A couple nights ago, we watched Frontline as it covered the affects of the earthquake in Haiti. Wow, what an aptly named program. The video on this show has such an immediacy and completeness about it--the camera seems to be in the middle of things, instead of merely recording the action--that you feel as if you're right there.
As I watched the hour-long show, I jotted down a few words from the program. Here they are.
The world is coming to an end.
The first thing I noticed is the dust. And then the crying: one in ten people died.
People who live and work here found themselves in a strange land.
The earthquake decimated a weak and inefficient government.
With the city in ruins, makeshift camps appeared everywhere.
More than one million people in Port-au-Prince are homeless.
What pain I'm in, my God. What suffering.
For many Haitians, their faith rests only in the hands of God.
Haiti's story is one of a dream denied.
The Bottom Billion by Paul Collier
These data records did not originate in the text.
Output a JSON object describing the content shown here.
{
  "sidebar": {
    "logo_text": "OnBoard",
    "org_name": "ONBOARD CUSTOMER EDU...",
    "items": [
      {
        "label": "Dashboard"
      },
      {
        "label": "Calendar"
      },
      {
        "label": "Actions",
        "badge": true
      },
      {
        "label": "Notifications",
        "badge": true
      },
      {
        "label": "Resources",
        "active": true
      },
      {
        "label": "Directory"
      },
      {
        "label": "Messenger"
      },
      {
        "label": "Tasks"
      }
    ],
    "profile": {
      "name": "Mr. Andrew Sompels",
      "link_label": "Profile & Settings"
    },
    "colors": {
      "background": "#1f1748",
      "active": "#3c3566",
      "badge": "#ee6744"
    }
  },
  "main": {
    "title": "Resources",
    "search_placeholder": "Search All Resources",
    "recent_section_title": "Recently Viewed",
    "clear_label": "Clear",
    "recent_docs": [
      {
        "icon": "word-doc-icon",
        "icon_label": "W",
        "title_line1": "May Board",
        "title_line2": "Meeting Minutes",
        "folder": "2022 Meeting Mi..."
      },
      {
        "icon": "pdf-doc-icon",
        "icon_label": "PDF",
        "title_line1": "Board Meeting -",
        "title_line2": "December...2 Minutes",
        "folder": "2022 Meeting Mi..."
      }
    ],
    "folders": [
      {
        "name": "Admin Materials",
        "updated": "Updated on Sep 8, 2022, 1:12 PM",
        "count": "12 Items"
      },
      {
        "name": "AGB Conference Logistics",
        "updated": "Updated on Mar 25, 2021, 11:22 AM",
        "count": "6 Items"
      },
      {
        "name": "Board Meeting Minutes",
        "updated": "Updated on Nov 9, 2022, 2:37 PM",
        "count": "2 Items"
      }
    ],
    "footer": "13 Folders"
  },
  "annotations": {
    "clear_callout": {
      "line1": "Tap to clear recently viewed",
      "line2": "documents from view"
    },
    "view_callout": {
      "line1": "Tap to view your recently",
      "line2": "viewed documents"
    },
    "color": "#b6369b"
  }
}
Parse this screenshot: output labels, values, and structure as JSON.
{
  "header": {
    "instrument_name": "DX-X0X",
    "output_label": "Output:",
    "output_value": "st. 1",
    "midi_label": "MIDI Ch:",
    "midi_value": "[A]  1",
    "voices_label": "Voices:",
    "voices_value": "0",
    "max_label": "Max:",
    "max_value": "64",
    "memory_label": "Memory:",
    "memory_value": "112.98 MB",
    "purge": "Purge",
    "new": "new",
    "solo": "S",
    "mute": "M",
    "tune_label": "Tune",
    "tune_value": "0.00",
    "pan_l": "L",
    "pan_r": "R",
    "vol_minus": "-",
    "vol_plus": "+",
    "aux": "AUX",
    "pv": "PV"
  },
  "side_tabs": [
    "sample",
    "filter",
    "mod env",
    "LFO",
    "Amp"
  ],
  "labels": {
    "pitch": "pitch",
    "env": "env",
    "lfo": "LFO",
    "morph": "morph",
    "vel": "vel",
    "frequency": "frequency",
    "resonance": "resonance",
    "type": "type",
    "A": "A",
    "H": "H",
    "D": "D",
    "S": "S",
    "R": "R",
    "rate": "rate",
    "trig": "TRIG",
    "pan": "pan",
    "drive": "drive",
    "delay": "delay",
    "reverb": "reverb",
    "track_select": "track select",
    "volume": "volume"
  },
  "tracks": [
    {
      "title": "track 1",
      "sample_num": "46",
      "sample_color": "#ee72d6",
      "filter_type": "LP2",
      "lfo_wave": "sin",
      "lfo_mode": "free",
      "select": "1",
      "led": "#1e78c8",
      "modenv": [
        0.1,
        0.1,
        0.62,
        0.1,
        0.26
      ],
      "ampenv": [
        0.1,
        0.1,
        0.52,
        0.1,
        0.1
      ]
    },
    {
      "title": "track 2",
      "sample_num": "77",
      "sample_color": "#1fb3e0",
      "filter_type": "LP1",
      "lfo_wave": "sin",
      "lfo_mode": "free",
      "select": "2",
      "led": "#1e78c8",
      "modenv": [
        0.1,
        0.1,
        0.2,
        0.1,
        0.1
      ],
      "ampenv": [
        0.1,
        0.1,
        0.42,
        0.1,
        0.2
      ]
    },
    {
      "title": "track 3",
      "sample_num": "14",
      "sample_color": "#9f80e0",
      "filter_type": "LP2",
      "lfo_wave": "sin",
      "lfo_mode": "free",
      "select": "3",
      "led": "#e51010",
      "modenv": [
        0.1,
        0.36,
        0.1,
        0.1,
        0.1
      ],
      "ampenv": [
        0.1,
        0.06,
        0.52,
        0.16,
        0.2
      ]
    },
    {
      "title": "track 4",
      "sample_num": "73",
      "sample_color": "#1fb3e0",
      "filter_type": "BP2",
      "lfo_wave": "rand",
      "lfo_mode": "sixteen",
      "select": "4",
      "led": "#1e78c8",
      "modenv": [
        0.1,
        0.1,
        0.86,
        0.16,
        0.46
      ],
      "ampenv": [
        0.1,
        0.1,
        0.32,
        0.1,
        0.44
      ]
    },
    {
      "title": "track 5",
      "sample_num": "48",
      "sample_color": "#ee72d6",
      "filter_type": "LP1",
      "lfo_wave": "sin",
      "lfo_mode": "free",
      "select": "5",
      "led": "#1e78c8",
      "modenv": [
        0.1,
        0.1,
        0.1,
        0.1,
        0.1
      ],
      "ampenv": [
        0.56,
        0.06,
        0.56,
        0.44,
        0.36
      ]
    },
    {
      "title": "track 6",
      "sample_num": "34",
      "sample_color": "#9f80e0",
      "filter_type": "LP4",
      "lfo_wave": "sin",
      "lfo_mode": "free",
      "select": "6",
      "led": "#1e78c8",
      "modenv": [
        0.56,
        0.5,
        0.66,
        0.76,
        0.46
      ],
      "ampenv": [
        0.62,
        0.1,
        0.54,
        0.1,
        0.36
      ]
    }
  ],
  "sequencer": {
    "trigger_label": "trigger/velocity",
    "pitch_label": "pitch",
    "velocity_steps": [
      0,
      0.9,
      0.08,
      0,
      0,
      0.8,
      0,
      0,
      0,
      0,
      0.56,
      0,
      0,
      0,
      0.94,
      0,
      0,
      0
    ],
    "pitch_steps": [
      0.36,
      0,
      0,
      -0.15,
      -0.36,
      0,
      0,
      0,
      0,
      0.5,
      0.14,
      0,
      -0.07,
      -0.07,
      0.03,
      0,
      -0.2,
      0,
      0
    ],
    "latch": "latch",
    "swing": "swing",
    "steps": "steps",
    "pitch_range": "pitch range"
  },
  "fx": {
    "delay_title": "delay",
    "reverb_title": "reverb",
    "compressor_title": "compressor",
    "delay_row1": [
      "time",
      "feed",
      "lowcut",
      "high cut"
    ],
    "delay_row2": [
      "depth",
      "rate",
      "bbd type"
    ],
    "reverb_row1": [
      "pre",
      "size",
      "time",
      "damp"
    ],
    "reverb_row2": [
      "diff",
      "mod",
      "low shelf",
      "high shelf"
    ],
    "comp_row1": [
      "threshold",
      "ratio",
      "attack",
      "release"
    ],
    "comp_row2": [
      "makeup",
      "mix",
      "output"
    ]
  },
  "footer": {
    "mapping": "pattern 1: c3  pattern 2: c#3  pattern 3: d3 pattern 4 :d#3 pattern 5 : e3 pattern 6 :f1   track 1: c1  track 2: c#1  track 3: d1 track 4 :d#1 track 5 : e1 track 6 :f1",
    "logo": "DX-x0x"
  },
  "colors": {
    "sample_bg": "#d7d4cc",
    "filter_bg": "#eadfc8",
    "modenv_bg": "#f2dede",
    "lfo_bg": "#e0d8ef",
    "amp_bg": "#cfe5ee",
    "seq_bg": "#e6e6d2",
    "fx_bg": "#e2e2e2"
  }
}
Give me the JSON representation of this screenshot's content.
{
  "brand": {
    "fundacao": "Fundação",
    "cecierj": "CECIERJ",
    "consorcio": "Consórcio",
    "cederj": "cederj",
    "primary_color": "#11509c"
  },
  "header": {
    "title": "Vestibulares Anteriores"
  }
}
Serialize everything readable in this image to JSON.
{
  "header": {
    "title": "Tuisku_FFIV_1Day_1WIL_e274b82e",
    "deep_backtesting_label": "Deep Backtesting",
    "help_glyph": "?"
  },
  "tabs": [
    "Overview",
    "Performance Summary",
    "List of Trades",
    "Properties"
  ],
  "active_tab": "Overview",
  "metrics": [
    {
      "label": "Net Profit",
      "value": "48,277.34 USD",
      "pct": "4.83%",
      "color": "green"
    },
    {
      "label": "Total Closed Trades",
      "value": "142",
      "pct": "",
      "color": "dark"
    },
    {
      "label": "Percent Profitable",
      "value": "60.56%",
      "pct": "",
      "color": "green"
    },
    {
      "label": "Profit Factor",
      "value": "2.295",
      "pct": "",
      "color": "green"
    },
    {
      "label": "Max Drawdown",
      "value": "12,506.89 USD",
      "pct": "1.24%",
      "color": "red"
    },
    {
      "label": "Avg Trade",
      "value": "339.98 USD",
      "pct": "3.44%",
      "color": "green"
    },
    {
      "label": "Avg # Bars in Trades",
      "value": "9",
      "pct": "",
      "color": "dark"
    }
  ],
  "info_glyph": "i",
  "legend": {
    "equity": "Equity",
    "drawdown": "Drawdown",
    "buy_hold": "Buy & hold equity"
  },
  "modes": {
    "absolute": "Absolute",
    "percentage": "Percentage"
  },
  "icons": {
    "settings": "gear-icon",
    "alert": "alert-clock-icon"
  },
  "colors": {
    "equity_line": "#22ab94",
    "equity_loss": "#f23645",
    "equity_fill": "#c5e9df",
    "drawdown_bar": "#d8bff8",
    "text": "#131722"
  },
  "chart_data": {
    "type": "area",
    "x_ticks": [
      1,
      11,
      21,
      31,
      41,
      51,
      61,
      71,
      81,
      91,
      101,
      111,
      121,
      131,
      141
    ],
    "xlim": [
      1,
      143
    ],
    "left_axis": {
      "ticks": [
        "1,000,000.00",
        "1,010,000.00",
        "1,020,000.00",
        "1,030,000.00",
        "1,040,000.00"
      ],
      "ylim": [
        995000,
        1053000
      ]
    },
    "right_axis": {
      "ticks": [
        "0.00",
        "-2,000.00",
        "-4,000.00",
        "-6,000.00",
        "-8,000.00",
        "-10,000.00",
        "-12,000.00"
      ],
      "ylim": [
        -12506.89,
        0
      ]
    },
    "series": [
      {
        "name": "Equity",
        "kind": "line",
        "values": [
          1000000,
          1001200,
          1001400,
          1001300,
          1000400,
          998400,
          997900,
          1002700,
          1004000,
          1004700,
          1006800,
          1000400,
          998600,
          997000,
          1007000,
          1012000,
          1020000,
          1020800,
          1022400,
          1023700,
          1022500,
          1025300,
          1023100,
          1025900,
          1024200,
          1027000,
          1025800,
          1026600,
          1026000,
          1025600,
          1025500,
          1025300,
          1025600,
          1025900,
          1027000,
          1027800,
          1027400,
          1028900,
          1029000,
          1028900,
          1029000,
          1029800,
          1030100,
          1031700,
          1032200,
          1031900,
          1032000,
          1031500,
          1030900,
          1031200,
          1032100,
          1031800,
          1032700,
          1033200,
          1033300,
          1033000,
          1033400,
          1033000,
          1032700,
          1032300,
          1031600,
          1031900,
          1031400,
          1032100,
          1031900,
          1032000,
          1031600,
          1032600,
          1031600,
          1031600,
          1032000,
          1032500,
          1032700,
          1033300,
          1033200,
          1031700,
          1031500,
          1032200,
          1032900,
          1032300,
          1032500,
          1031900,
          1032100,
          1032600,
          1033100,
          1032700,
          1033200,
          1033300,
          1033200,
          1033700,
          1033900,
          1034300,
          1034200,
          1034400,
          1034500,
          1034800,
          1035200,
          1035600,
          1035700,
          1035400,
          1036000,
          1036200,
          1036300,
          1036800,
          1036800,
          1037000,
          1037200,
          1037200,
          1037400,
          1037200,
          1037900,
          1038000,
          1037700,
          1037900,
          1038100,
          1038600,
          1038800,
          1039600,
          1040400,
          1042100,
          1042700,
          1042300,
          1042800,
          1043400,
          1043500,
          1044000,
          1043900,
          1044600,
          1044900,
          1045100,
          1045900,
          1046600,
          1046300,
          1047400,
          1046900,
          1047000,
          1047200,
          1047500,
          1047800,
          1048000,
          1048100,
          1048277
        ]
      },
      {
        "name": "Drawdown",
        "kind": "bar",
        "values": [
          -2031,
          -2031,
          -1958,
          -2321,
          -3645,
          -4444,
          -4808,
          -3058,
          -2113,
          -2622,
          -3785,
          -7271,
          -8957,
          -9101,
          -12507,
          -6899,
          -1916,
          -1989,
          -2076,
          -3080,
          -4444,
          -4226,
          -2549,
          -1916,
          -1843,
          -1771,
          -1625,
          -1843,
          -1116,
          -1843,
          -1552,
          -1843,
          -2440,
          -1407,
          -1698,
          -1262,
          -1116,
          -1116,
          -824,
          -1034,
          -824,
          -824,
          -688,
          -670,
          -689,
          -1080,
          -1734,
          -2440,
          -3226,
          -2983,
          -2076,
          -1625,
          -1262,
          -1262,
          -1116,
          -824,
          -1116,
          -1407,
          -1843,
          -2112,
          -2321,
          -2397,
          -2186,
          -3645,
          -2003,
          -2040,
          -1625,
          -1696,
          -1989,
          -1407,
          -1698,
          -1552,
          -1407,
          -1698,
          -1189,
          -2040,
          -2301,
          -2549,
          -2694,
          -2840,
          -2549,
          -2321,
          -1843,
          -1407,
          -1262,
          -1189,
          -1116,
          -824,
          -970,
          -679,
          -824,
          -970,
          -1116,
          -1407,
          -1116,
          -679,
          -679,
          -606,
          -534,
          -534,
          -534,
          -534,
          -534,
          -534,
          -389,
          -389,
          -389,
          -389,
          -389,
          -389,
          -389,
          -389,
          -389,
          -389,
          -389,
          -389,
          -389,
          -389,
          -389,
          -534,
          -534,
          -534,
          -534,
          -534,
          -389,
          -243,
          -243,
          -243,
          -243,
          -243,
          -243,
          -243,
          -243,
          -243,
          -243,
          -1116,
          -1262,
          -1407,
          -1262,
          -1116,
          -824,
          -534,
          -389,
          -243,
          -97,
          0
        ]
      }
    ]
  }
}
When I went to Haiti, I saw a country that abounded in economic opportunities.
There was a real spirit and hope that at last things were going to improve.
Per capita, Haiti has one of the highest concentration of NGOs in the world.
capacity- the entrenched elite, a handful of families.
Nearly half of all American households have contributed to Haitian relief.
We are already invested and we don't want that investment to go to waste. We want a postive outcome.
One toilet per thousand.
The stench has moved from bodies to the stench of the living.
But the big worry for everyone was the coming rains.
The above picture of Fort National was taken by missionary Karen Bultje.